In response, Cannon played a clip of Buck Ramsey’s classic poem “Anthem,” the prologue to his 50-page epic, “As I Rode Out on the Morning”:
It was the old ones with me riding
Out through the fog fall of dawn,
And they would press me to deciding
If we were right or we were wrong.
For time came we were punching cattle
For men who knew not spur nor saddle,
Who came with locusts in their purse
To scatter loose upon the earth.
On the surface, Ramsey’s poem might support Cannon’s notion of wisdom held in common. He offers wise words on the history of ranching, but those words prove critical as well — not only of wealthy landowners, but of his fellow cowboys, partners in that common past, who were complicit in overgrazing the range. Such conflicts also exist in the common present: in contrary beliefs regarding climate change or sustainable management.
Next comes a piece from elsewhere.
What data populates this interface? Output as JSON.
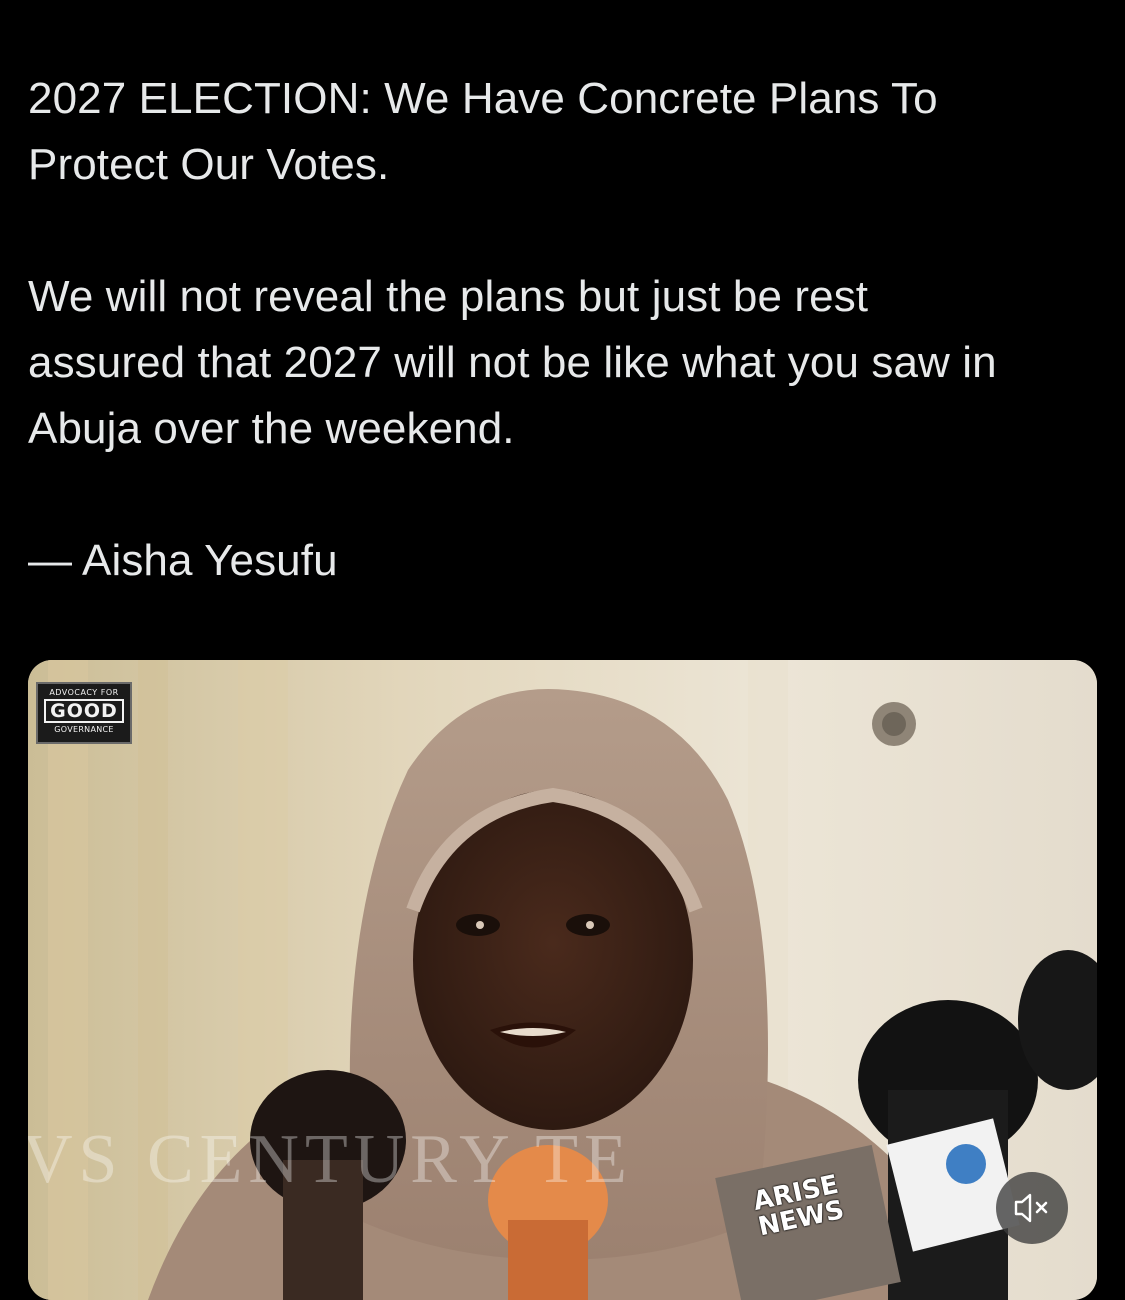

Other poets, like John Dofflemyer, a rancher in the Sierra Nevada foothills, are equally critical of their contemporaries, further complicating the idea of a common wisdom. Today, Dofflemyer is something of a renegade at Elko; he’s not sure his poetry even falls within the genre: “After 31 years, I’ve kind of strayed off the hackneyed, the same old cowboy shit, and tried to integrate what’s happening in the here and now,” he told me.
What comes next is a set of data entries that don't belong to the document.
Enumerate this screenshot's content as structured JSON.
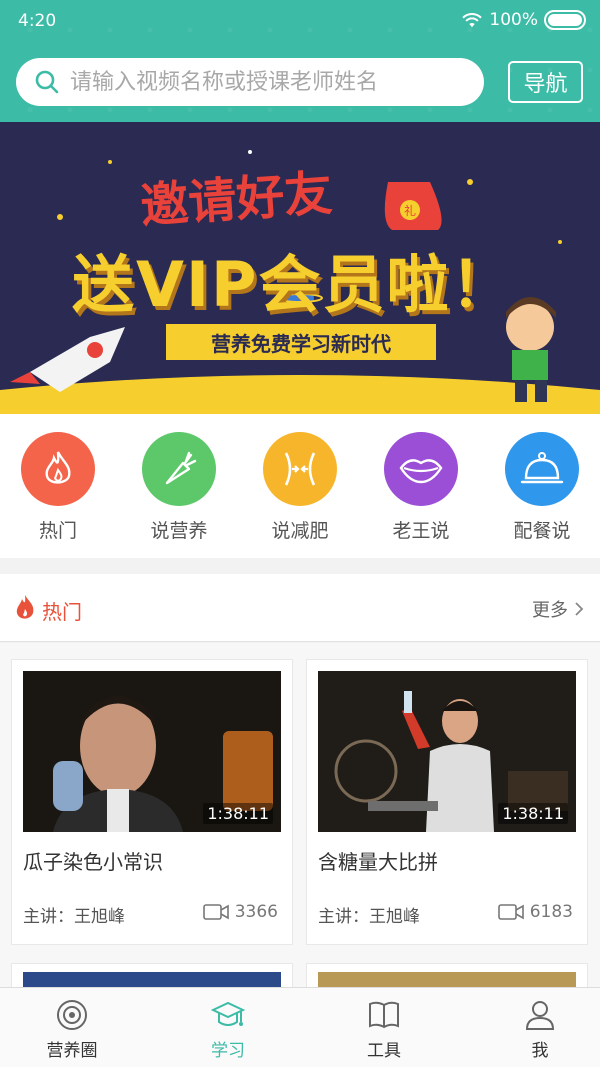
{
  "status": {
    "time": "4:20",
    "battery": "100%"
  },
  "search": {
    "placeholder": "请输入视频名称或授课老师姓名"
  },
  "header": {
    "nav_label": "导航"
  },
  "banner": {
    "line1": "邀请好友",
    "line2": "送VIP会员啦！",
    "ribbon": "营养免费学习新时代",
    "bag_mark": "礼"
  },
  "categories": [
    {
      "label": "热门",
      "icon": "flame-icon",
      "color": "#f4644a"
    },
    {
      "label": "说营养",
      "icon": "carrot-icon",
      "color": "#5cc86a"
    },
    {
      "label": "说减肥",
      "icon": "waist-icon",
      "color": "#f7b52c"
    },
    {
      "label": "老王说",
      "icon": "lips-icon",
      "color": "#9a4fd6"
    },
    {
      "label": "配餐说",
      "icon": "cloche-icon",
      "color": "#2f97ec"
    }
  ],
  "hot": {
    "title": "热门",
    "more": "更多"
  },
  "videos": [
    {
      "title": "瓜子染色小常识",
      "duration": "1:38:11",
      "lecturer": "主讲：王旭峰",
      "views": "3366"
    },
    {
      "title": "含糖量大比拼",
      "duration": "1:38:11",
      "lecturer": "主讲：王旭峰",
      "views": "6183"
    }
  ],
  "tabs": [
    {
      "label": "营养圈",
      "icon": "circle-target-icon"
    },
    {
      "label": "学习",
      "icon": "graduation-cap-icon"
    },
    {
      "label": "工具",
      "icon": "book-icon"
    },
    {
      "label": "我",
      "icon": "person-icon"
    }
  ],
  "colors": {
    "primary": "#3cbba6",
    "hot": "#e8523a"
  }
}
Throughout the early 1990s, he published Dry Crik Review to offer a platform for more voices and styles. At the time, many cowboy poets scoffed at open verse. “There was one issue that was damn near all women,” said Dofflemyer. “Christ, the men went nutso — I mean, this culture is pretty male, especially in 1990 […] but the bottom line was, women were writing stronger stuff than the men. The men were over here with all this bravado, and the women were writing poetry about their alcoholic husbands.”
If there’s wisdom to be found, it lies in attending to these disagreements — about subject, about style, about the best way to rope or when to rotate cattle through one’s pastures. The differing opinions of the participants at Elko attest to its vibrancy as much as the hats or displays of chaps.
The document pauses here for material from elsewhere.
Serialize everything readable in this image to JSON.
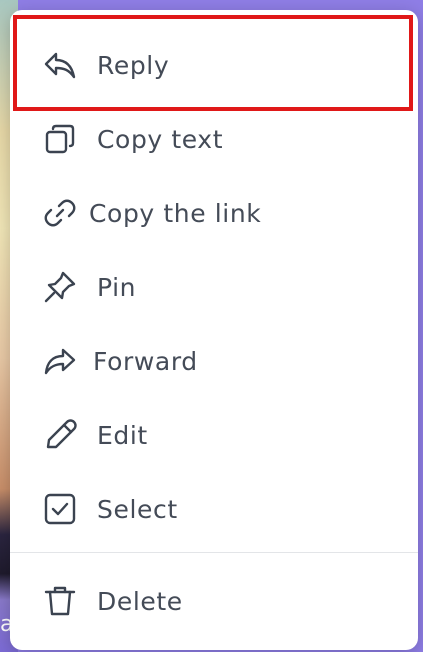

In the words of Wallace Stegner, “The Westerner is less a person than a continuing adaptation. The West is less a place than a process.” While at the Gathering, I often considered the cowboy in terms of this adaptation, and the range in terms of this process. It’s true that the ground beneath the cowboy has changed: the number of ranches is in decline, and technology has enabled family units to do more, lessening the need for single, itinerant laborers. But despite these shifts, and despite the cowboy’s mobile and checkered past, certain elements endure: in their storytelling if not their stories, in techniques to handle stock on varied range.
That summer out of college, as a hand in New Mexico, I learned to work cattle in the rodear method of early vaqueros; we formed a corral of riders in the corner of a distant pasture and sorted the herd without the stress of pushing them all back to headquarters. It’s work like this — traditional, attuned to regional needs — that many cowboy poets pride as the wellspring for their writing, and through which another type of wisdom emerges.
“That’s the depth of which the place owns you,” Dofflemyer told me. “You don’t own the place. I might own several thousand acres of a cattle ranch, but that son of a bitch owns me. It tells me what to do. It dictates when I have to pump water. It dictates when I have to move the cows. And it’s my comforter.” This is how he belongs. At Elko, one feels most cowboys, most poets, would say the same: “When I’m here, the ranch comes with me.”
Sean McCoy is a writer from Arizona. He edits Contra Viento, a journal for art and literature from rangelands.
Banner image: Chilton Centennial Tower in Elko, Nevada, site of the National Cowboy Poetry Gathering.
Photos in this article by Marla Aufmuth, ©MARLA AUFMUTH, marlaaufmuth.com.